**Input for this task**
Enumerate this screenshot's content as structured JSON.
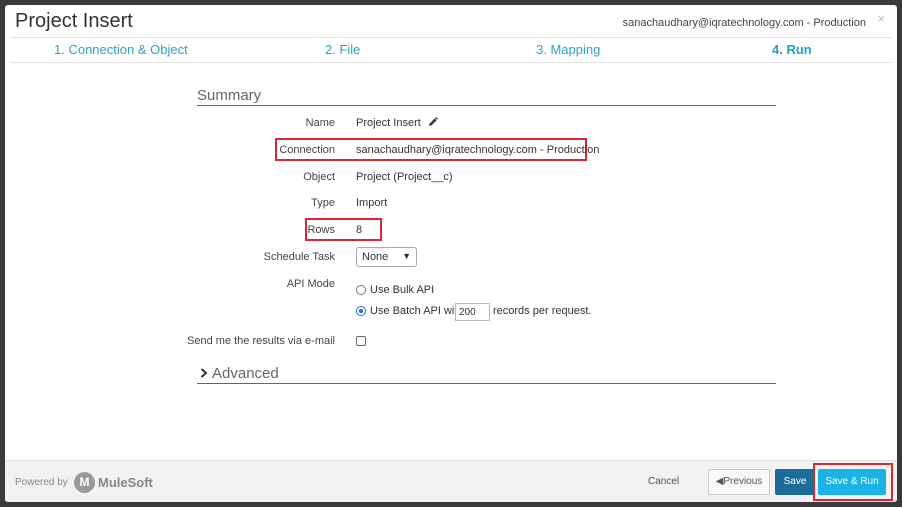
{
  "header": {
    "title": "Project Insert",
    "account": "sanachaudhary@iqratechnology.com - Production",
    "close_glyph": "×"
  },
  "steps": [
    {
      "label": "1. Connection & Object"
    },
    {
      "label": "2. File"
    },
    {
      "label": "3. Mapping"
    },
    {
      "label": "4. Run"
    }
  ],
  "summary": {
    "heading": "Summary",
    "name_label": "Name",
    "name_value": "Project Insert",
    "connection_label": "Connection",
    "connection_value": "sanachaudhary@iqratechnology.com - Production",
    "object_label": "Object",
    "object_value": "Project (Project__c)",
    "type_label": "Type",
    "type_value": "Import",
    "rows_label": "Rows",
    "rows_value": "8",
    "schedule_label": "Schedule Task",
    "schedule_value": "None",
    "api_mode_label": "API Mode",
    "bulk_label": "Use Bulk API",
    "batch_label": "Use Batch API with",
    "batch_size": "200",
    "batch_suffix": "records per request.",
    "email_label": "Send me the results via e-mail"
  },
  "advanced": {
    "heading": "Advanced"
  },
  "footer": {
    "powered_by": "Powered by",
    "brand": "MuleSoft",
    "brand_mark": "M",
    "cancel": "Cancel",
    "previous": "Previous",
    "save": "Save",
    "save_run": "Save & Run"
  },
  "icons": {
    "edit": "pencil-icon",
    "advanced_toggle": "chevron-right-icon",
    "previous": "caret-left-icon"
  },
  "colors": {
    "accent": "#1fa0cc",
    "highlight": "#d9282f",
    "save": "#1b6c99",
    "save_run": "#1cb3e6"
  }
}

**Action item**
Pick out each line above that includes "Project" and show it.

**Solution**
    "title": "Project Insert",
    "name_value": "Project Insert",
    "object_value": "Project (Project__c)",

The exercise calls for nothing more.